Your goal: Line count for the string "author" in the records below: report that figure and nothing else.

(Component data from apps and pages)

•••••

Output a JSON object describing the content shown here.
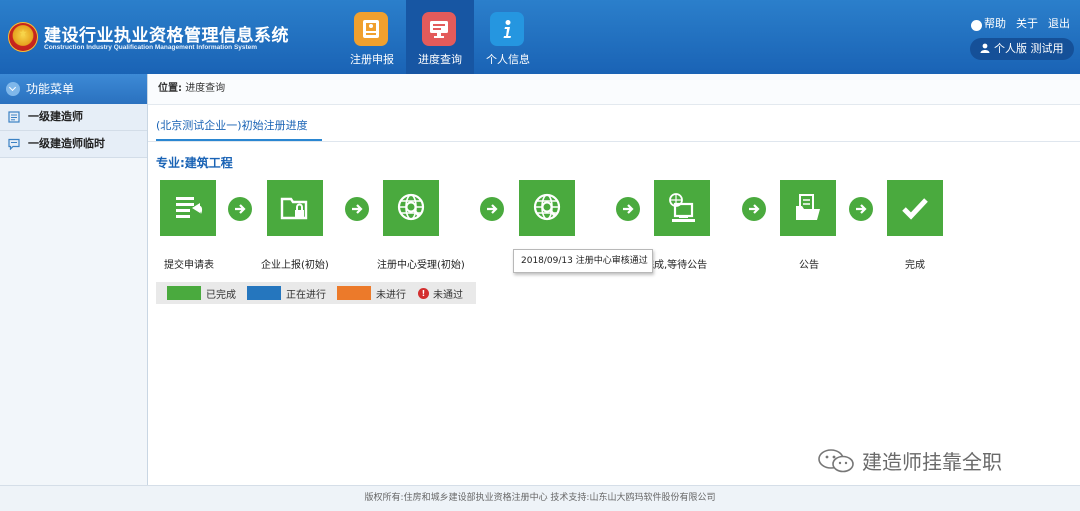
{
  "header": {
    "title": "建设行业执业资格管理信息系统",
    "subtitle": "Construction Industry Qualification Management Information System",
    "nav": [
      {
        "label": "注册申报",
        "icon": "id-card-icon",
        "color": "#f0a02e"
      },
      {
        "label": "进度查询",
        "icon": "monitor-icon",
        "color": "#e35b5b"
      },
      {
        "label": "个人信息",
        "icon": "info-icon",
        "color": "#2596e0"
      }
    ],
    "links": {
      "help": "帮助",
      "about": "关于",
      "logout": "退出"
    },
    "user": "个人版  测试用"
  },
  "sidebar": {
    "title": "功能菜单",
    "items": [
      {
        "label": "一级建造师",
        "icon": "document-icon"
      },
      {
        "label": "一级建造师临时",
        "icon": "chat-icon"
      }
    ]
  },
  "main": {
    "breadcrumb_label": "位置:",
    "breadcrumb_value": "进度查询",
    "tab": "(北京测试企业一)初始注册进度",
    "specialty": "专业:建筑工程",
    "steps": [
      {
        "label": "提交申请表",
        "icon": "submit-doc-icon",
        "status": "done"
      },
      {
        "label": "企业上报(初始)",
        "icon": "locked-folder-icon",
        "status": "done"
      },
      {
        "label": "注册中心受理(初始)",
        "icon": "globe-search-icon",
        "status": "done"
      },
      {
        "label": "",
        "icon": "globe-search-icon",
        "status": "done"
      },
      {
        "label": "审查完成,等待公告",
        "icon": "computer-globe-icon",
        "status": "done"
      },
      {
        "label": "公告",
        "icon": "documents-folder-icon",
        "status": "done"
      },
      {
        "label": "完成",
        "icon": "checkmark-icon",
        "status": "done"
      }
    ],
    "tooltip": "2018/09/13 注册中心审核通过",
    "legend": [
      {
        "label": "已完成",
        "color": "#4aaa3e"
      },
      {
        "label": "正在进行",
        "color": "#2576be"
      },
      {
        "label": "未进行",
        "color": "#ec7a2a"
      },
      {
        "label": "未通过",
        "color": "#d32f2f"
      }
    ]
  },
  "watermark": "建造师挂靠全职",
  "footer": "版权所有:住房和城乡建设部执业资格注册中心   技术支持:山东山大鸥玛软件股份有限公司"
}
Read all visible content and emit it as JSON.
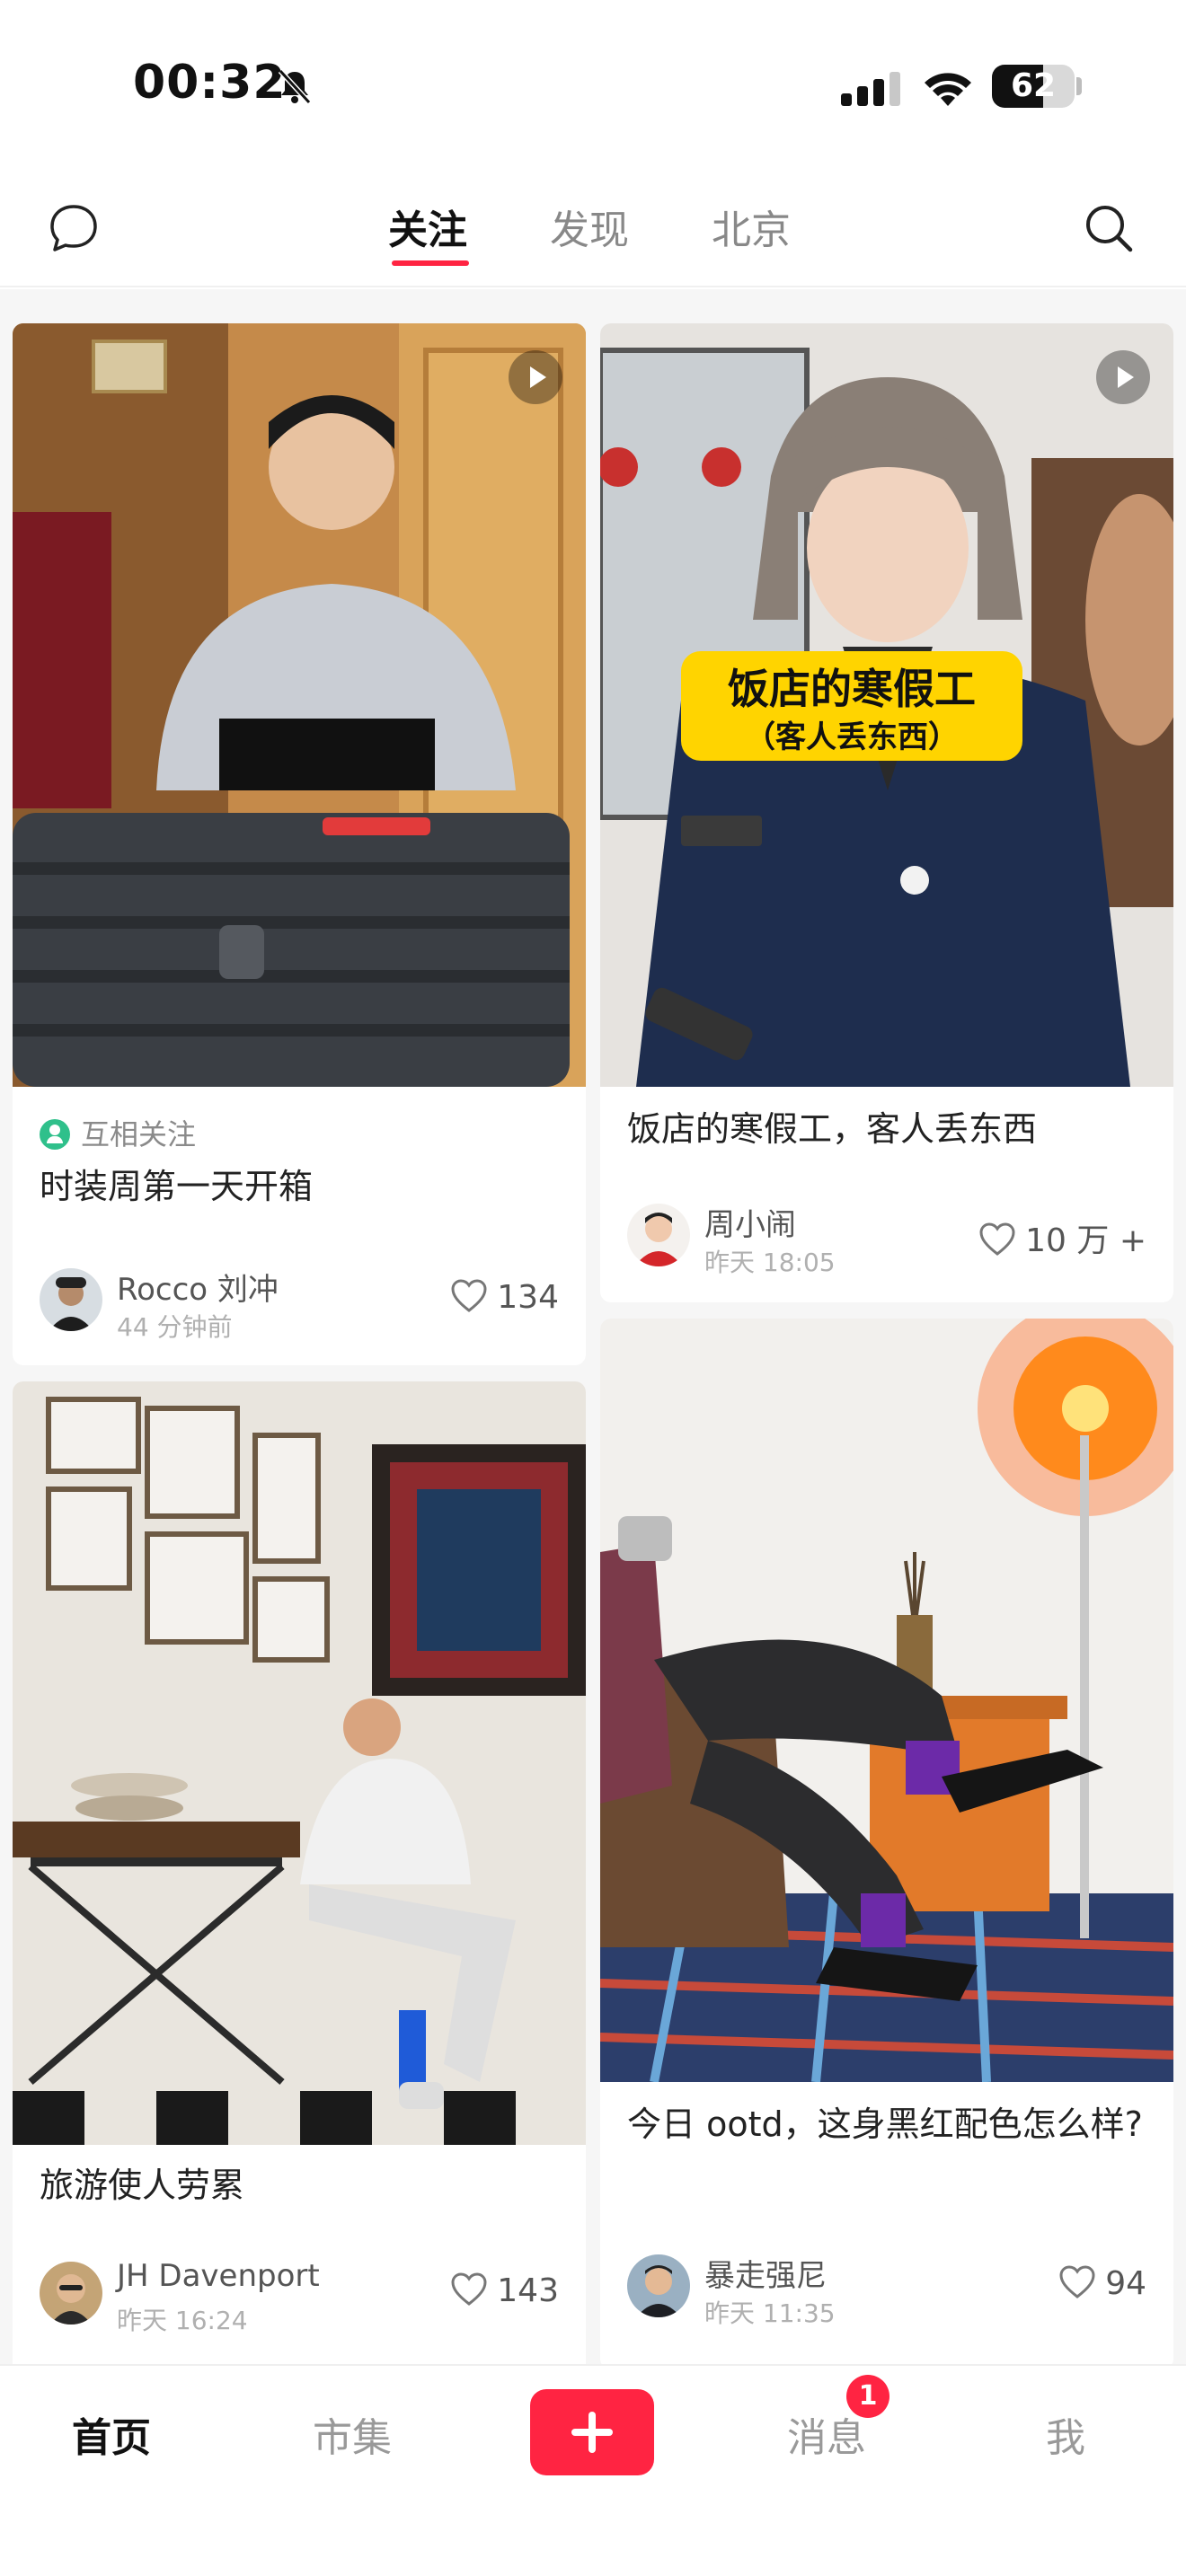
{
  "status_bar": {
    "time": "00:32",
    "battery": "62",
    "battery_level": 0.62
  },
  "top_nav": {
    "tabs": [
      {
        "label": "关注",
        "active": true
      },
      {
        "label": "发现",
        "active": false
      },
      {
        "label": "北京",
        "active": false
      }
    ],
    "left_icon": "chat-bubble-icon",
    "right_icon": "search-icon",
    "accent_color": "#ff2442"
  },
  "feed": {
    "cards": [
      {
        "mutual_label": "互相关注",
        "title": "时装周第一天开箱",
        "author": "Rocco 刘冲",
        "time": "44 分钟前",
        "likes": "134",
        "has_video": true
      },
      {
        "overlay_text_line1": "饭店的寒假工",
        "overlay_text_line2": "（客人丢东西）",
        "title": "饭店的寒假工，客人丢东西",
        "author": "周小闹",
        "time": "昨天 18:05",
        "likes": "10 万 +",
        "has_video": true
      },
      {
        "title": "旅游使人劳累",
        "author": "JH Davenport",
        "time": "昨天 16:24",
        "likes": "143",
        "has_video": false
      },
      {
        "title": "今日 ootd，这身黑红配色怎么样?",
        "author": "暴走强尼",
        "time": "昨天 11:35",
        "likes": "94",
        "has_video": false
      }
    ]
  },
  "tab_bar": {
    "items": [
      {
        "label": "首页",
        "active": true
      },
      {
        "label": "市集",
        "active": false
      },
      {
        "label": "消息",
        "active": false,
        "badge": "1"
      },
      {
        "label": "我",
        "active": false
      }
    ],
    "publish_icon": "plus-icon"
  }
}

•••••

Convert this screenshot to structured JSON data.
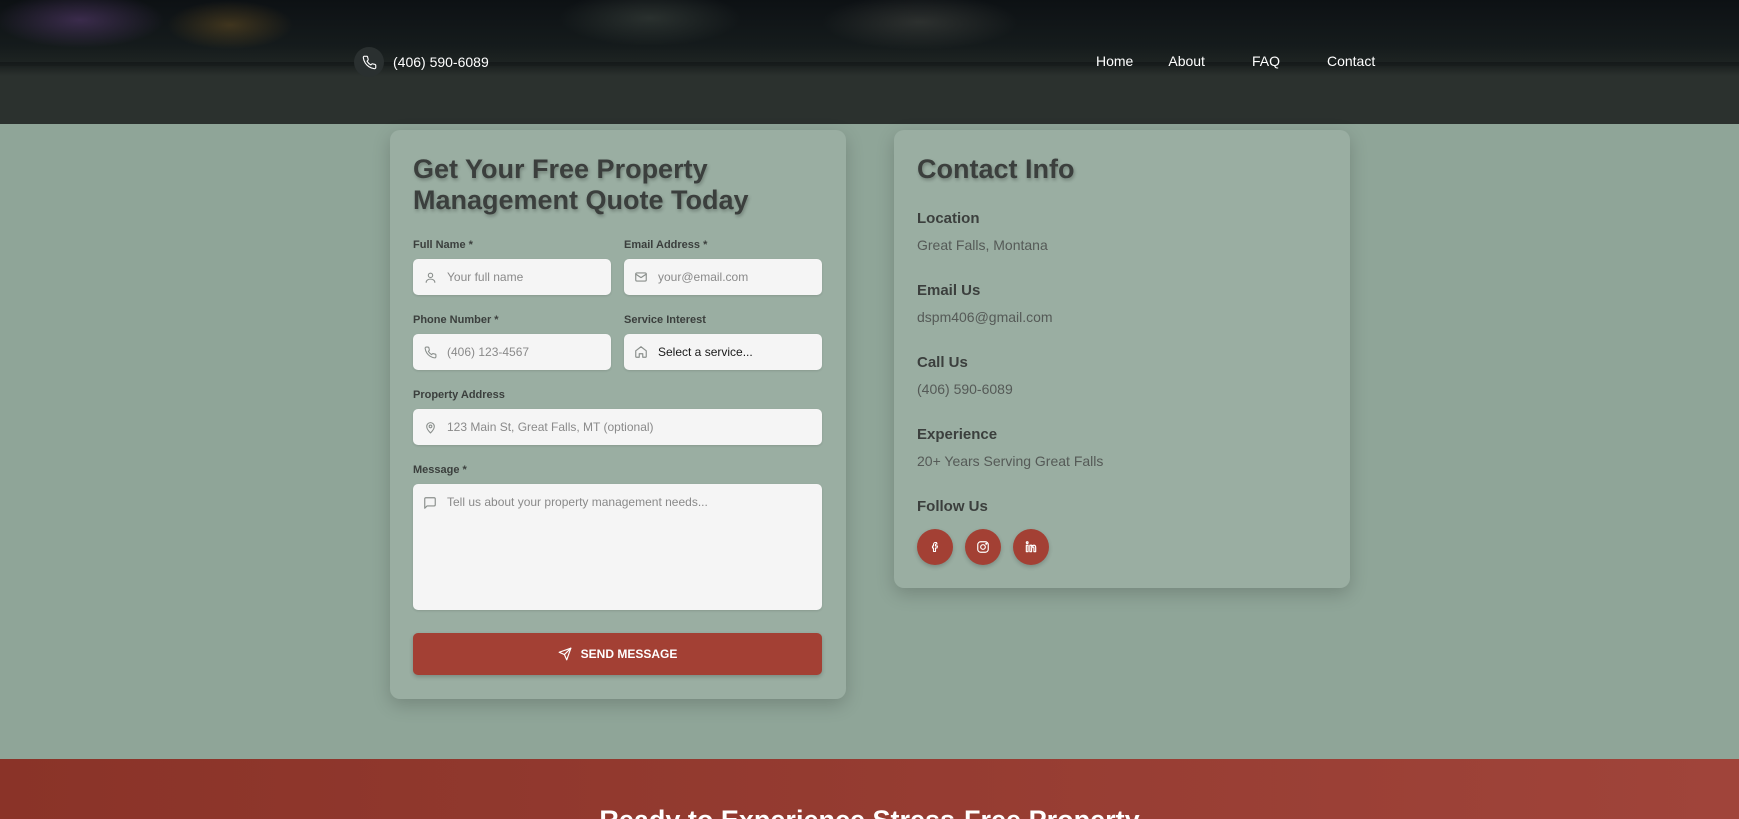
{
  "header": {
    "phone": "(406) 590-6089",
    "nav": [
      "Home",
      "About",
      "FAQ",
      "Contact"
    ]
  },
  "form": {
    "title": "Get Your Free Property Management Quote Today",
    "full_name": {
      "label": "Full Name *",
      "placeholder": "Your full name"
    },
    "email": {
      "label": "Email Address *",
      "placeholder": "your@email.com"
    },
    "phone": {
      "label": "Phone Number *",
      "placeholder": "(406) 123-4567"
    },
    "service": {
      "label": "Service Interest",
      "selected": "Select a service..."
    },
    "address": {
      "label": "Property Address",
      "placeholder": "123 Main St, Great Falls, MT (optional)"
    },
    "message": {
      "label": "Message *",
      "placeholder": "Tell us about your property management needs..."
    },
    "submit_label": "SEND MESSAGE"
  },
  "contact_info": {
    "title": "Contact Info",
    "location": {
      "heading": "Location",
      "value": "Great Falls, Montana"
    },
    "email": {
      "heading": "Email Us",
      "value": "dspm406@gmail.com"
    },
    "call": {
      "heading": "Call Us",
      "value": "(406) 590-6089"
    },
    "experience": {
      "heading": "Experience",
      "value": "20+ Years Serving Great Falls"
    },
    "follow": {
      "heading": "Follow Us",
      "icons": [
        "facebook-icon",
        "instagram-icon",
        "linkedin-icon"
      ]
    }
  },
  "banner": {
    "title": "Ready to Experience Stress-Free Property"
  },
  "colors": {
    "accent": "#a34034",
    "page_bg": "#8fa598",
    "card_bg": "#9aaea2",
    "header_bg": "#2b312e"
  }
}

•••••

Solution for this problem: 4